In addition, these same construction students also learned about another country, deep in the throws of a civil war, and the impact of such an experience on its citizens and the personal experience of a refugee from that country.
While the ILSSL have received extensive attention since their appearance in the summer of 1998, much of the attention--understandably--has been devoted to practice as the field learned about and tried to implement the new national guidelines.
For example, while University pre-service teachers served as tutors, they learned about service-learning as a teaching pedagogy and philosophy, implemented service learning projects with the middle school students, and learned how to individualize instruction to reach all students and address their needs.
They learned about resources and other factors, both living and nonliving, that promote and limit growth of populations in an ecosystem.
I learned about the history that these people experienced before I was even born!" Remarked Alex, "I doubted the importance of students' role in community building.
Greater responsibility and greater interest resulted in a third virtue of summary/reaction journals: We learned about our own beliefs and ourselves.
We learned about the "whys" of our own professional activities.
I have also learned about my personal learning strengths and weaknesses."
The coders created categories that represented the paraphrases and synonyms as well as the diversity of reported actions so that all actions were categorized (e.g, "I learned about lack of state funding for schools.
I liked being able to encourage the children."), Negative affect ("I felt sad and depressed for the clients' families."), Mixed affect ("Felt uncomfortable yet excited about working with students"), Neutral affect--No emotion is inferred or expressed by the student ("I learned about human interaction.")
A required paper includes the students' description of what they learned about themselves as they interacted in a multicultural environment.
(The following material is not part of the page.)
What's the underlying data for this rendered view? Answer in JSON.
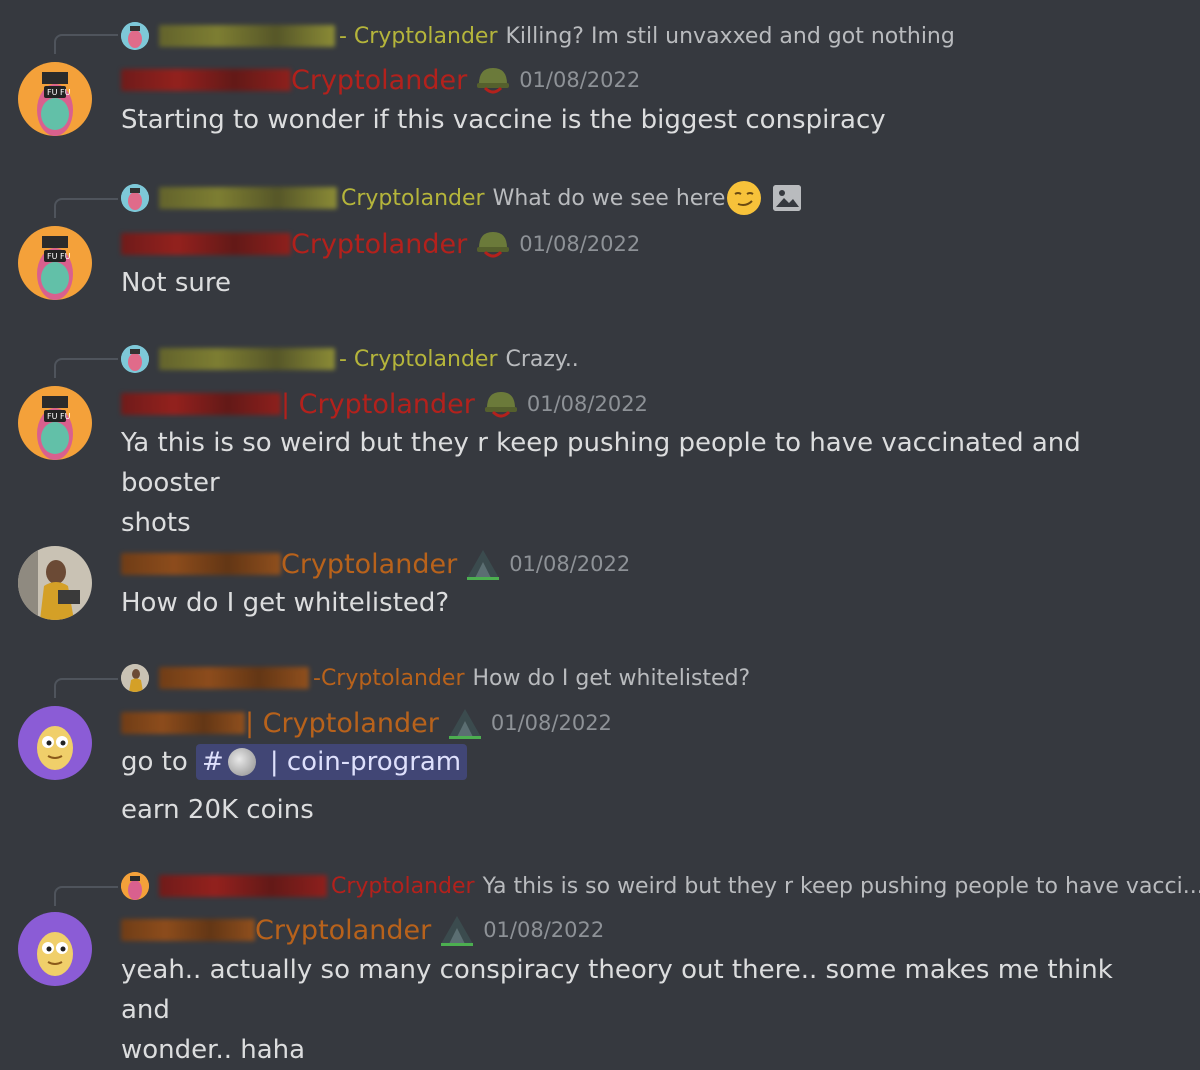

Further, the lessons learned about using these approaches to assessing distance teaching and learning are highlighted.